Without trust, not only does discourse aimed at solving conflict becomes ineffective, but interactions with others also become distorted and deviate from the interaction’s purpose. In Ryan E. Carlin and Gregory J. Love’s peer reviewed journal, “Political Competition, Partisanship and Interpersonal Trust in Electoral Democracies”, Carlin and Love talk about how electoral competition alters inter-personal trust, therefore affecting cooperation. The paper goes on to say that within a political party, namely the democratic party, due to the nature of democracy requiring high levels of trust, this results in the production of trust within political groups and distrust across them. More specifically, they state that the presence of trust is needed in order to solve complex issues and solve inter-party conflict. However, it is not just in politics where trust is needed in order for a system to operate at a level at which it can achieve its purpose. It can also be seen in our daily lives, in conversation, sport, relationships and many more. Taking the example of conversation, the purpose of conversation is the pursuit of knowledge, no matter how ‘insignificant’ said knowledge is. It could be what one person ate for lunch, or what their philosophy on life is, but no matter what, the purpose of conversation, excluding the idea of conversing just for the sake of conversation is in my opinion, the pursuit of knowledge. In conversation, it is not necessarily trust in the words being spoken, one way the pursuit of knowledge is fulfilled is through the skepticism of what one says and building upon it. Instead, it is the trust in the integrity of the person and intent of the person to be one in the same, truthful in the attempts to attain greater knowledge. Without such trust that one is truthful, trying to gain further knowledge, one can distrust and immediately, all the words regardless of content that one says is irrelevant since the ethos behind it is distrusting and who would listen to what a devious person says. Without trust, our interactions with others prove to be distorted and stray away from their true purpose. This can be applied to sports as well, the purpose of sport is to compete, and through competing, becoming the best athlete that you can be. In sports, trust is hidden, it is not just the trust in your teammates to perform well and support you, but it is the trust in your competition that they, like yourself, will abide by the rules to play a fair game so that an athlete can see his or her true capacity for the game.
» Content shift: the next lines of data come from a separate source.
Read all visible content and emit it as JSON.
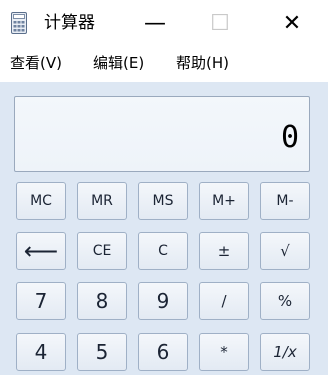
{
  "window": {
    "title": "计算器",
    "minimize_glyph": "—",
    "maximize_glyph": "☐",
    "close_glyph": "✕"
  },
  "menu": {
    "items": [
      {
        "label": "查看(V)"
      },
      {
        "label": "编辑(E)"
      },
      {
        "label": "帮助(H)"
      }
    ]
  },
  "display": {
    "value": "0"
  },
  "buttons": {
    "row1": [
      {
        "label": "MC"
      },
      {
        "label": "MR"
      },
      {
        "label": "MS"
      },
      {
        "label": "M+"
      },
      {
        "label": "M-"
      }
    ],
    "row2": [
      {
        "label": "⟵"
      },
      {
        "label": "CE"
      },
      {
        "label": "C"
      },
      {
        "label": "±"
      },
      {
        "label": "√"
      }
    ],
    "row3": [
      {
        "label": "7"
      },
      {
        "label": "8"
      },
      {
        "label": "9"
      },
      {
        "label": "/"
      },
      {
        "label": "%"
      }
    ],
    "row4": [
      {
        "label": "4"
      },
      {
        "label": "5"
      },
      {
        "label": "6"
      },
      {
        "label": "*"
      },
      {
        "label": "1/x"
      }
    ]
  },
  "colors": {
    "client_background": "#dde7f3",
    "button_border": "#9fb0c6",
    "text": "#1b2434"
  }
}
Relating this idea of trust to this week’s presentation, this week’s presentation brought up quite an interesting topic. It centered around how the media can generate biases that, in an electoral competition environment, create over-predictions on the results of said competition as compared to the final results of the election which were in fact not as close as it was predicted to be. Just like how we have to trust in the integrity and intent of the person, so in the case of the media, the news anchor, to speak the truth and to inform. This does not mean however that we should simply trust and take in everything the news anchor says, but by accepting knowledge with an open mind, and being critical, one can potentially prevent such biases on who is supposedly winning the electoral competition by questioning what is being said. Is this really what he/she is platforming for? Why is he/she being advertised so much on this news channel as compared to this other candidate? Is there a bias that I need to take into account? Of course, it could be said that you could prevent the entire problem of over-predicting competition results by not tuning into the biases of media through simply being distrusting on their intent and integrity. Despite this, there is always the chance you miss or skip over something incredibly profound or important towards basing your predictions on the results of the competition, and in that case, you are the one who is biased.
@cleacatona6529 also brought up something extremely interesting, she writes, “Each generation paints itself as more understanding and liberal than the last, but we are truly more open to others than before?” I think this definitely ties into one way we can begin the process of trusting people, in order to holistically fulfil the purpose of our actions, no matter how conscious or unconscious we are of fulfilling such purposes. Trust is reciprocal, and in showing it, you gain some back. One way we can start trusting people and begin to start solving political conflict more effectively may be to simply open up or be more transparent, so that others reciprocate in the same manner and problems can actually reach a level of discourse that can provide all sorts of ideas for all the problems we have to face together as a society.